The Federal Reserve did student loan borrowers a favor last week. Fed policymakers voted to leave interest rates at 0-0.25% following a two-day meeting in Washington. Since the market meltdown and financial crisis, low-interest rates have been the norm over the last seven years.
Low-interest rates are often praised for helping consumers save money during times of economic uncertainty. Low mortgage, auto, and credit card interest rates have helped consumers save money. However, you don’t often hear student loans mentioned in conversations regarding low-interest rates.
Student loans are a giant issue in the United States. In fact, student loan debt is the second largest form of consumer debt in the United States. There are currently 43 million Americans working to repay over $1.2 trillion in student loan debt. These same 43 million Americans should be thanking Fed policymakers for keeping new and refinanced student loan interest rates low.

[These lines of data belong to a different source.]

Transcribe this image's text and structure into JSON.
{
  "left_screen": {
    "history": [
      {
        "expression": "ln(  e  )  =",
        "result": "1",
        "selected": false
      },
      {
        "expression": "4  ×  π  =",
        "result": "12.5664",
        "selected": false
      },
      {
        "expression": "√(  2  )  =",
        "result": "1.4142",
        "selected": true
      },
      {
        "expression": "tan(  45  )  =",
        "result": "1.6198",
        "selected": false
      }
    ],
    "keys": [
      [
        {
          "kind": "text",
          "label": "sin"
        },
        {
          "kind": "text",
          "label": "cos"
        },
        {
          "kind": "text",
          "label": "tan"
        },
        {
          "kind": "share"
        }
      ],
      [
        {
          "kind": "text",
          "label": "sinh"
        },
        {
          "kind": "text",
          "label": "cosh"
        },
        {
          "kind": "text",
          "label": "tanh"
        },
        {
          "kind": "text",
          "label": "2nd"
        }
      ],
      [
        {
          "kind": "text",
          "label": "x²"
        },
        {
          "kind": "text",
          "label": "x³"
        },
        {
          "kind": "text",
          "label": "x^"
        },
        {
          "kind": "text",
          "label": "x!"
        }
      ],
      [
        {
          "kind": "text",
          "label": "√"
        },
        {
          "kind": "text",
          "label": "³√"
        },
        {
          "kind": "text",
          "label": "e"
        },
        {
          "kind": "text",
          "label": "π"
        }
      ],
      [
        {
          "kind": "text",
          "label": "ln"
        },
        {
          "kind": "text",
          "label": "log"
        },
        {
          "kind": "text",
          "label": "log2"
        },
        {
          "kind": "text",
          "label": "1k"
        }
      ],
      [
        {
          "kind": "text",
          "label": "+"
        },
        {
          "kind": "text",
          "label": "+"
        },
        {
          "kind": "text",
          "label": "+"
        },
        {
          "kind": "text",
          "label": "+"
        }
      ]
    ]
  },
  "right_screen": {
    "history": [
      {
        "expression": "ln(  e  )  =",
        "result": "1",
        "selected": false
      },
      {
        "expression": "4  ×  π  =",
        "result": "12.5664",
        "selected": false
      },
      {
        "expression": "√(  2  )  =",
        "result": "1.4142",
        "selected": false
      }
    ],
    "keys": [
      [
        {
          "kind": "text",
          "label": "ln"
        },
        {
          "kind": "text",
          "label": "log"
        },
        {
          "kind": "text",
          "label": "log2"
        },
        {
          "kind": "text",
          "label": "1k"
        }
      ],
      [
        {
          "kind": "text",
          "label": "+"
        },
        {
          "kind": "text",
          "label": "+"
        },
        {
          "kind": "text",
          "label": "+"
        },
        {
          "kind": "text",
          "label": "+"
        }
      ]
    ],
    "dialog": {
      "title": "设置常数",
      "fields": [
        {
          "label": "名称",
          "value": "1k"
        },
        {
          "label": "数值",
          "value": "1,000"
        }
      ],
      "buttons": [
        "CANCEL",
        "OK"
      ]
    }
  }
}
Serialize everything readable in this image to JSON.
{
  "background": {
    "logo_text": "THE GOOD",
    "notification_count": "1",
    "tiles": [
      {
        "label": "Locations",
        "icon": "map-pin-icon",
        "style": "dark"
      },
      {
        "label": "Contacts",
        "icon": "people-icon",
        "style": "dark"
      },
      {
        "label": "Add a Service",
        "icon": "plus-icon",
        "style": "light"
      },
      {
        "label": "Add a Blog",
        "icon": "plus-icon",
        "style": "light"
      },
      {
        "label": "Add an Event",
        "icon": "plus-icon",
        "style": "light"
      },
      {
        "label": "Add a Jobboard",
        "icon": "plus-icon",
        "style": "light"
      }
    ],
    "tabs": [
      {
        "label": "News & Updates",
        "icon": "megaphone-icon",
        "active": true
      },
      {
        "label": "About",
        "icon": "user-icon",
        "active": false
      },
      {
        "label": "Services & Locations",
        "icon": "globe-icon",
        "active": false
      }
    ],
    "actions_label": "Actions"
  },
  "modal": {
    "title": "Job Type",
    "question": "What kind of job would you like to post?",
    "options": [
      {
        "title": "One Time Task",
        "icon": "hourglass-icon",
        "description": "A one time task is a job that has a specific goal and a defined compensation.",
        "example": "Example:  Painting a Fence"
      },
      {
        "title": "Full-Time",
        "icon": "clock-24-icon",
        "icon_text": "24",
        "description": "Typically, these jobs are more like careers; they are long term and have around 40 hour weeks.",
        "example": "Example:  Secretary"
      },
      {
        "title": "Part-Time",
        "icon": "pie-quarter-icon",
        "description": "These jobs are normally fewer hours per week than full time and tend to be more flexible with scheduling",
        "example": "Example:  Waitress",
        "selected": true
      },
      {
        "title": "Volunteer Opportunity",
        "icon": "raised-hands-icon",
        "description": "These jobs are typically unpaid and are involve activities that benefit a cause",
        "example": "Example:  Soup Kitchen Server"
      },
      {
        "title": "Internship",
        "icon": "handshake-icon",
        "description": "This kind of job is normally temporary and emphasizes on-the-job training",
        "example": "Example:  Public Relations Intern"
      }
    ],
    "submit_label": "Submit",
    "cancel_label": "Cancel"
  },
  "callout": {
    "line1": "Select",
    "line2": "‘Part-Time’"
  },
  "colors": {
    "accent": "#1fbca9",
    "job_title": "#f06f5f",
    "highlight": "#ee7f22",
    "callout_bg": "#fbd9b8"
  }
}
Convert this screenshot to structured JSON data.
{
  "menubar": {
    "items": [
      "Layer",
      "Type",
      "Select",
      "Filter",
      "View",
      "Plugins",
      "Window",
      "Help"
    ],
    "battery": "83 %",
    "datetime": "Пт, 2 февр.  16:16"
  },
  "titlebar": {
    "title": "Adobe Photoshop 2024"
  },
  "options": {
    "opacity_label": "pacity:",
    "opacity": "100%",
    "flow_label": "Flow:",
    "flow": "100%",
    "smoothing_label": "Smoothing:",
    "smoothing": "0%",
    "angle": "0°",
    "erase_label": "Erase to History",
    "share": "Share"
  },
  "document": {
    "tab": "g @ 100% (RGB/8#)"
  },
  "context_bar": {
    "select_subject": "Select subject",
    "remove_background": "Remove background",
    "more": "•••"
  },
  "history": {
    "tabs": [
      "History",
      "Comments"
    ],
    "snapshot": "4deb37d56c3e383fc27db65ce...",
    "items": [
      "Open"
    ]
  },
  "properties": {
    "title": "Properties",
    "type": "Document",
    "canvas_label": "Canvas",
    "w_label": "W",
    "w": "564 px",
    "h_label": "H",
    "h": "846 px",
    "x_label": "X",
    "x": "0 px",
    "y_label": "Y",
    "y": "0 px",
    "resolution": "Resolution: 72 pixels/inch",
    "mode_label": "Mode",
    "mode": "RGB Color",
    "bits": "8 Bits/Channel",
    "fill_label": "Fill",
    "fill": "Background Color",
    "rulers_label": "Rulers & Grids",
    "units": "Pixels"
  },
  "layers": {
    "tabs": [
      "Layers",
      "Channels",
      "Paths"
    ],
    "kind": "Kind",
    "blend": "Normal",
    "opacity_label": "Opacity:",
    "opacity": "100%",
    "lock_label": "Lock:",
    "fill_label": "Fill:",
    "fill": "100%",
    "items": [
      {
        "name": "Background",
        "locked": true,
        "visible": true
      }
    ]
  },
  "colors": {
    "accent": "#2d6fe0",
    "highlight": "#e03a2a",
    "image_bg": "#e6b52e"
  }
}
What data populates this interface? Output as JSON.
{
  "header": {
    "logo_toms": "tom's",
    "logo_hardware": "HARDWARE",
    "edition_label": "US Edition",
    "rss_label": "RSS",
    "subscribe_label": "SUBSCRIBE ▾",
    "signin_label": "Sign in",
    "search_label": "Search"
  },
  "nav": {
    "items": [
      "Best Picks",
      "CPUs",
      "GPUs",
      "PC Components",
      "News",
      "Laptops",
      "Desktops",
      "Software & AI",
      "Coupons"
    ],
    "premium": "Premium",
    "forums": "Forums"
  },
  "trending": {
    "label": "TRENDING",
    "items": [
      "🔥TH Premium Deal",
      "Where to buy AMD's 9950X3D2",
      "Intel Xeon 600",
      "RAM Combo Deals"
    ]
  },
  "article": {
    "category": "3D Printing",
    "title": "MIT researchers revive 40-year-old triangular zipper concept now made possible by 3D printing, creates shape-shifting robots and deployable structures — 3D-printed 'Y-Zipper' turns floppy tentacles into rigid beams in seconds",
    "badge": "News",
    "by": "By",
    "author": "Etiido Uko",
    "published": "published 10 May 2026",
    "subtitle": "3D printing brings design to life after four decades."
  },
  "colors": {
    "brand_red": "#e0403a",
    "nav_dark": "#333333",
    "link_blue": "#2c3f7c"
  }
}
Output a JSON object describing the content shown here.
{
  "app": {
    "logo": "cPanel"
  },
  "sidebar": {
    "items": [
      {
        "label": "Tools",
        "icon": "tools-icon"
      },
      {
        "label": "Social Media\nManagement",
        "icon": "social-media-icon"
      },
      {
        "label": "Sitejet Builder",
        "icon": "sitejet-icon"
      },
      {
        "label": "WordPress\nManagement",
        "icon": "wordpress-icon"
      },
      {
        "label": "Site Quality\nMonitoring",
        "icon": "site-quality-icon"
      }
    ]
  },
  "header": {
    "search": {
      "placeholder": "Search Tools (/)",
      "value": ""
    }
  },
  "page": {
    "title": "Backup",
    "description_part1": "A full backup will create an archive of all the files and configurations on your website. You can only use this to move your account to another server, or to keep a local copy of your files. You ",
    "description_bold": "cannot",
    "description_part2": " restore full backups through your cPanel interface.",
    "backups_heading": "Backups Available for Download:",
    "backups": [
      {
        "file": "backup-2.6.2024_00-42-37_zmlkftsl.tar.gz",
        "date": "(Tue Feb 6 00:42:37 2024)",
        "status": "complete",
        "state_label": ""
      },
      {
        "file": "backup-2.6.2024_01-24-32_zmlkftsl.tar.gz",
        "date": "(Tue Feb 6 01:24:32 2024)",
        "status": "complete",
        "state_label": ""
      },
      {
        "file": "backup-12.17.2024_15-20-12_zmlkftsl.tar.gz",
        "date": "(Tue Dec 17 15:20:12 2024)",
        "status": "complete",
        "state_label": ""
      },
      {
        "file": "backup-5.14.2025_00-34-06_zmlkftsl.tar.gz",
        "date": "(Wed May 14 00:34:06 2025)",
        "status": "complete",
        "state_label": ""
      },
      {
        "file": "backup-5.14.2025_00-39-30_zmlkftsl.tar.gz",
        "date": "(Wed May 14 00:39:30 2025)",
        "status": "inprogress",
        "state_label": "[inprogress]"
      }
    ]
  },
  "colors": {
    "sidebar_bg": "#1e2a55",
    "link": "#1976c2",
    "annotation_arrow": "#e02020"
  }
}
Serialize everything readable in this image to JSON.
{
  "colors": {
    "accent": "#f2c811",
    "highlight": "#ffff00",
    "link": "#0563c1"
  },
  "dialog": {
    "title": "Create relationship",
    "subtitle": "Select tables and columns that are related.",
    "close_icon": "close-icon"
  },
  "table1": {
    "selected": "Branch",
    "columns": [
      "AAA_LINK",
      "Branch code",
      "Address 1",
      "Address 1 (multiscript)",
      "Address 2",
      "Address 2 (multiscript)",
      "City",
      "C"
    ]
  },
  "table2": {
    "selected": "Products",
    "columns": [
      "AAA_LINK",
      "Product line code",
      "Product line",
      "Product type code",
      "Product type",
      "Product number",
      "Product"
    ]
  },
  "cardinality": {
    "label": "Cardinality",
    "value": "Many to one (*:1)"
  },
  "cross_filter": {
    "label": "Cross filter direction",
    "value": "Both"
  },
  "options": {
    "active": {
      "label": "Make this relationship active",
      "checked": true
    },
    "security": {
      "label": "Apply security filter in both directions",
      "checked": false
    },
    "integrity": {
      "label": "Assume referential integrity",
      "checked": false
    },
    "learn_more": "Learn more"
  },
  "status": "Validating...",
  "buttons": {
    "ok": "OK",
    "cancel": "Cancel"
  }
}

Lower interest rates equate to lower student loan payments and savings for student loan borrowers.
Since Janet Yellen stepped into her position as Fed chair, Yellen has kept the Federal Reserve down its dovish path. Nine out of the ten Federal Open Market Committee (FOMC) members voted to keep rates unchanged.
Yellen has given hints that she expects rates to be raised by the end of 2015. The economy is improving and some analysts are predicting the Fed to make a hawkish decision in December.
Student loan borrowers should be watching Yellen’s decision closely. Even slightly higher interest rates could startle student loan borrowers.
Each May, Congress votes to set federal student loan interest rates for the next academic year. Federal student loans are loans issued by the Department of Education. Federal student loan interest rates are determined by the final auction price of the 10-year treasury note in May.
If the Federal Reserve begins to raise interest rates at the end of this year, or early next year, new student loan borrowers should expect to see federal student loan interest rates rise too.
Today, federal student loan borrowers pay 4.29% for undergraduate Stafford loans, for the 2015-2016 year, down from 4.66% on loans given out during the 2014-2015 school year. Private student loan borrowers would also be affected.
Private student loans are issued by private lenders, not the Department of Education. These loans have both variable and fixed interest rates. New borrowers and those currently holding private student loans, should also expect to see the total costs of their debt to rise.
Student loan refinancing and consolidation has become a popular topic and loan product over the last couple years. Many student loan borrowers with high-interest debt can benefit from private student loan consolidation and refinancing. However, if interest rates were to rise dramatically, many borrowers might miss out on the potential savings.
Today, private student loan consolidation and refinancing rates are as low as 1.90% at many lenders including SoFi. SoFi, the largest private student loan consolidation and refinancing lender offers a variety of rate types, term lengths, and low-interest rates to borrowers looking to refinance student loans.
Over the last year, a number of student loan consolidation lenders have entered the market. Each lender offers a different platter of rates and terms. Here is a pretty complete list of the different student loan consolidation and refinancing lenders.
Only a small fraction of the $1.2 trillion in outstanding student loan debt has been refinanced so far. Many student loan borrowers are completely unaware that student loan refinancing is even an option. The Federal Reserve has kept interest rates low since the concept of student loan refinancing emerged.
We estimate that there are $400 billion in student loans that would benefit from refinancing with a private student loan lender. If interest rates begin to tick higher, private student loan consolidation and refinancing rates would rise too.
Janet Yellen is buying time for student loan borrowers procrastinating over refinancing. If you have strong credit, good income, and a history of on-time repayment you should give refinancing a try before the Fed’s next meeting.
Higher education is expensive. Higher interest rates would make higher education even more expensive for the 7 out of 10 graduates who finance their education. Current student loan borrowers should be watching the Federal Reserve too. Higher interest rates would make student loan refinancing a less attractive option for the millions of Americans who could benefit